The German government announced Wednesday evening an additional fiscal stimulus worth 4% of its GDP or about €140 billion. It leads European countries in terms of government support during the pandemic, proving that where there is a will, there is a way.
Before the health crisis, the European Central Bank (ECB) and other European institutions, called for countries with large account surplus to increase fiscal spending. Mario Draghi, in particular, is known for calling for structural reforms and more fiscal spending for most of its mandate as the ECB President.
Fiscal Policy vs. Monetary Policy
While monetary policy refers to central banks’ actions to influence the money supply in an economy, fiscal policy refers to government spending. Both fiscal and monetary policies can influence economic growth, especially when they act towards the same goal. An expansionary monetary policy coupled with an expansionary fiscal policy, always produces better and faster results than any other combination between the two policies.
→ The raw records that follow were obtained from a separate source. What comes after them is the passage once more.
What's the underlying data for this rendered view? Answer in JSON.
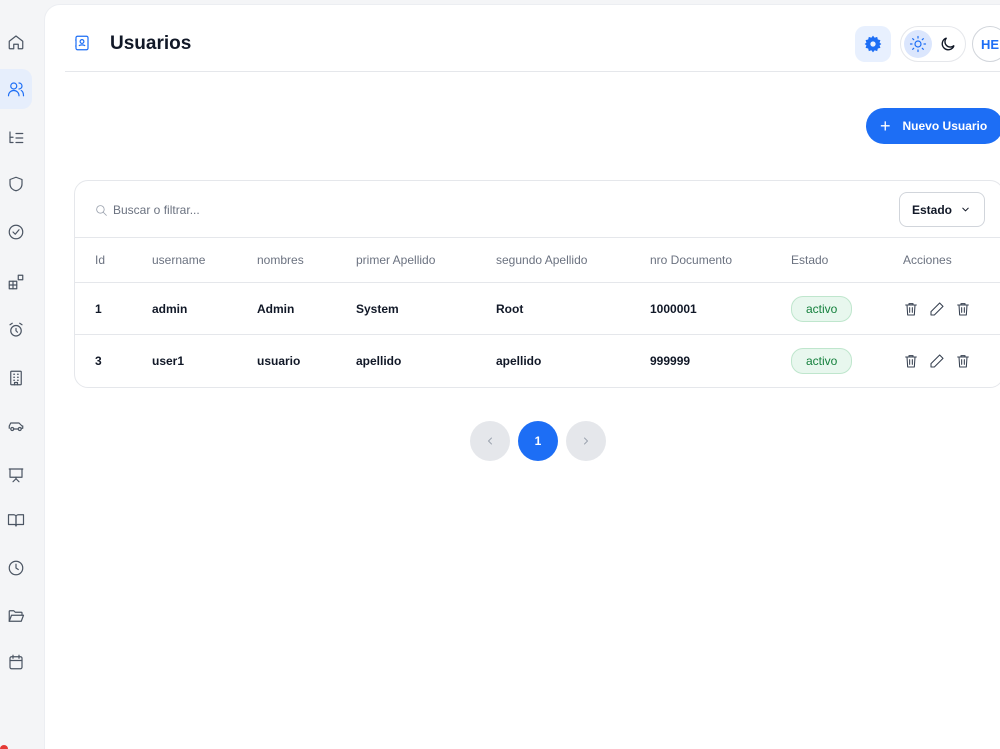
{
  "sidebar": {
    "items": [
      {
        "icon": "home-icon"
      },
      {
        "icon": "users-icon",
        "active": true
      },
      {
        "icon": "list-tree-icon"
      },
      {
        "icon": "shield-icon"
      },
      {
        "icon": "check-circle-icon"
      },
      {
        "icon": "blocks-icon"
      },
      {
        "icon": "alarm-clock-icon"
      },
      {
        "icon": "building-icon"
      },
      {
        "icon": "car-icon"
      },
      {
        "icon": "presentation-icon"
      },
      {
        "icon": "book-open-icon"
      },
      {
        "icon": "clock-icon"
      },
      {
        "icon": "folder-open-icon"
      },
      {
        "icon": "calendar-icon"
      }
    ]
  },
  "header": {
    "title": "Usuarios",
    "avatar_initials": "HE"
  },
  "toolbar": {
    "new_user_label": "Nuevo Usuario"
  },
  "table": {
    "search_placeholder": "Buscar o filtrar...",
    "filter_label": "Estado",
    "columns": [
      "Id",
      "username",
      "nombres",
      "primer Apellido",
      "segundo Apellido",
      "nro Documento",
      "Estado",
      "Acciones"
    ],
    "rows": [
      {
        "id": "1",
        "username": "admin",
        "nombres": "Admin",
        "primer_apellido": "System",
        "segundo_apellido": "Root",
        "nro_documento": "1000001",
        "estado": "activo"
      },
      {
        "id": "3",
        "username": "user1",
        "nombres": "usuario",
        "primer_apellido": "apellido",
        "segundo_apellido": "apellido",
        "nro_documento": "999999",
        "estado": "activo"
      }
    ]
  },
  "pagination": {
    "current_page": "1"
  },
  "colors": {
    "primary": "#1d6ef5",
    "status_active_bg": "#e8f7ee",
    "status_active_text": "#15803d"
  }
}
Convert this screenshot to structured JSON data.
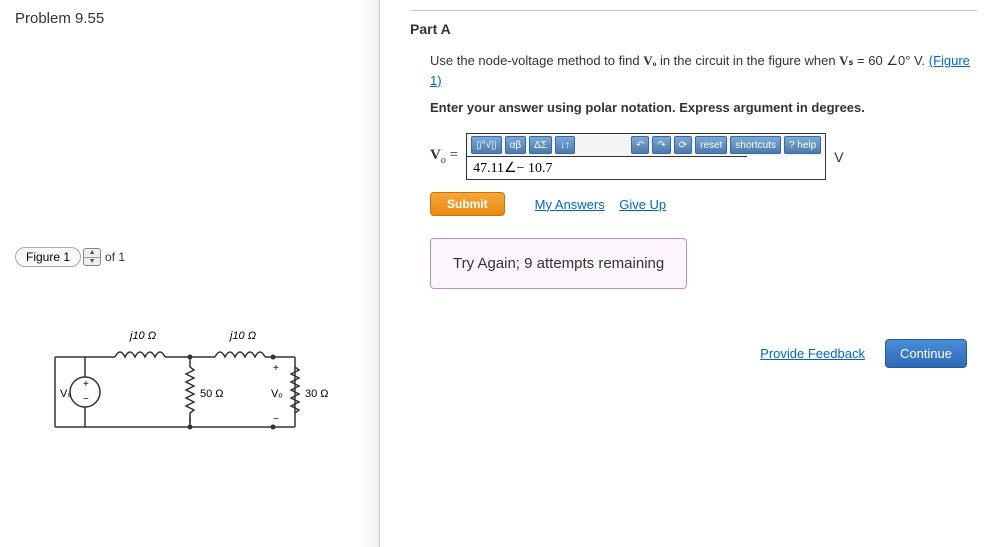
{
  "left": {
    "problem_title": "Problem 9.55",
    "figure_button": "Figure 1",
    "of_text": "of 1",
    "circuit": {
      "L1": "j10 Ω",
      "L2": "j10 Ω",
      "R1": "50 Ω",
      "R2": "30 Ω",
      "Vs": "Vₛ",
      "Vo": "Vₒ",
      "plus": "+",
      "minus": "−"
    }
  },
  "right": {
    "part_label": "Part A",
    "instruction_pre": "Use the node-voltage method to find ",
    "instruction_vo": "Vₒ",
    "instruction_mid": " in the circuit in the figure when ",
    "instruction_vs": "Vₛ",
    "instruction_eq": " = 60 ∠0° V.",
    "figure_link": "(Figure 1)",
    "bold_instruction": "Enter your answer using polar notation. Express argument in degrees.",
    "vo_label": "Vₒ =",
    "toolbar": {
      "templates": "▯°√▯",
      "greek": "αβ",
      "symbols": "ΔΣ",
      "arrows": "↓↑",
      "undo": "↶",
      "redo": "↷",
      "refresh": "⟳",
      "reset": "reset",
      "shortcuts": "shortcuts",
      "help": "? help"
    },
    "answer_value": "47.11∠− 10.7",
    "unit": "V",
    "submit": "Submit",
    "my_answers": "My Answers",
    "give_up": "Give Up",
    "feedback": "Try Again; 9 attempts remaining",
    "provide_feedback": "Provide Feedback",
    "continue": "Continue"
  }
}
The massive fiscal stimulus announced by Germany less than 24 hours before Thursday’s ECB decision places the German COVID-19 response as almost as high potency as the one in the United States, without including automatic stabilizers (e.g., VAT).
So what did Germany do exactly? The package focuses on the consumer, with the idea of stimulating spending. In this regard, the German government announced a temporary VAT cut from 19% to 16% in the second half of 2020.
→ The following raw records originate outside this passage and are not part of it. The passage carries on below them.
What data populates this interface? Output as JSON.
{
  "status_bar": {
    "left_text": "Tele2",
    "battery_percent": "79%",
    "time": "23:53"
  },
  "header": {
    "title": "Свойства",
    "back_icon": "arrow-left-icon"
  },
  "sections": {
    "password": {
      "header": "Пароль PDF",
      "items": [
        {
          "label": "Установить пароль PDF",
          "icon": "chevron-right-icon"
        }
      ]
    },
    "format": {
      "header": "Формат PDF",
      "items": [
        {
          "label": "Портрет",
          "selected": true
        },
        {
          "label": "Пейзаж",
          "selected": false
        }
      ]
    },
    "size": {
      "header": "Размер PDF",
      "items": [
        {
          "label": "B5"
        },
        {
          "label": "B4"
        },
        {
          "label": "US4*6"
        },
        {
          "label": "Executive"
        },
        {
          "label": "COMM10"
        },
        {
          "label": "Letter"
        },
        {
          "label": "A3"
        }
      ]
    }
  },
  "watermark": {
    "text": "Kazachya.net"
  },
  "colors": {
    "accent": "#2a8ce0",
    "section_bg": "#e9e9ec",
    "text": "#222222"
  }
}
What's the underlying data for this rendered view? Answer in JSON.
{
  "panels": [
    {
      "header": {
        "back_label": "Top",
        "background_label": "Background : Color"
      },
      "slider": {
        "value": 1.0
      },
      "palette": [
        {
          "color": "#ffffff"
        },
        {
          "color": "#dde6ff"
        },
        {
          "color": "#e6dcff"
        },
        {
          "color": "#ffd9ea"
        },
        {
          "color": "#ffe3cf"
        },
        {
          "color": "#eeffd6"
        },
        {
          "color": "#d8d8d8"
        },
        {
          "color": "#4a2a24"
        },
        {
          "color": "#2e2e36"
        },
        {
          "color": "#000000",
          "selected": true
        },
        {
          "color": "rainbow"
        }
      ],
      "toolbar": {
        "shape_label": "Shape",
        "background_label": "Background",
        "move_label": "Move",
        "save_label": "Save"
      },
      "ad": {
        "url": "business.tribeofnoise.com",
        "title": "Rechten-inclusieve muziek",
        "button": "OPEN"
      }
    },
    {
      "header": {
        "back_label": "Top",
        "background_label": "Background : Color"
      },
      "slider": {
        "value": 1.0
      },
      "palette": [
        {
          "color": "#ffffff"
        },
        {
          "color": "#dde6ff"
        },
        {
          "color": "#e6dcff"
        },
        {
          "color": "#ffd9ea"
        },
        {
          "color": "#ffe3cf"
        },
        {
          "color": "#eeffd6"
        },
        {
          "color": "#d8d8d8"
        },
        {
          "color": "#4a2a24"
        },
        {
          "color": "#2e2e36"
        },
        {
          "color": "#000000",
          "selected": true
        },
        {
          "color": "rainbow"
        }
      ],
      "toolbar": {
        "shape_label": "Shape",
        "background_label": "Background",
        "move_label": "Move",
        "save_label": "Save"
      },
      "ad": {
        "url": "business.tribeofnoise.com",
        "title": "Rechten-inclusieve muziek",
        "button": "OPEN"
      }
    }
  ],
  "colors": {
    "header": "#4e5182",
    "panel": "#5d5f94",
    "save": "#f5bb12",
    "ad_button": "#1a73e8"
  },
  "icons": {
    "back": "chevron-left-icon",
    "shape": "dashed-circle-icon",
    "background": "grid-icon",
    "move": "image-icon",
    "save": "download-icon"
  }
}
It also lowered the energy tax and offered a €300 bonus per child. Moreover, it offered new incentives to buy electric vehicles. These are only the main measures announced, what matters is that the government is active in the fiscal space and has plenty of funds to support such measures.
It becomes obvious that Germany is one of the first countries best placed to recover in the second half of the year and into 2021. More importantly, as Germany is the largest European economy, the spillover effect will stimulate other economies in the European Union.
All in all, a further boost given by Germans to their economy, but a major confidence signal for Europe and the European Union. As a consequence, the German DAX futures gaped over 4% on the announcement, continuing the rally it started for about a month.
The new fiscal package looks well-suited to fight the pandemic, and Germany endorsed the benefits of counter-cyclical fiscal policy.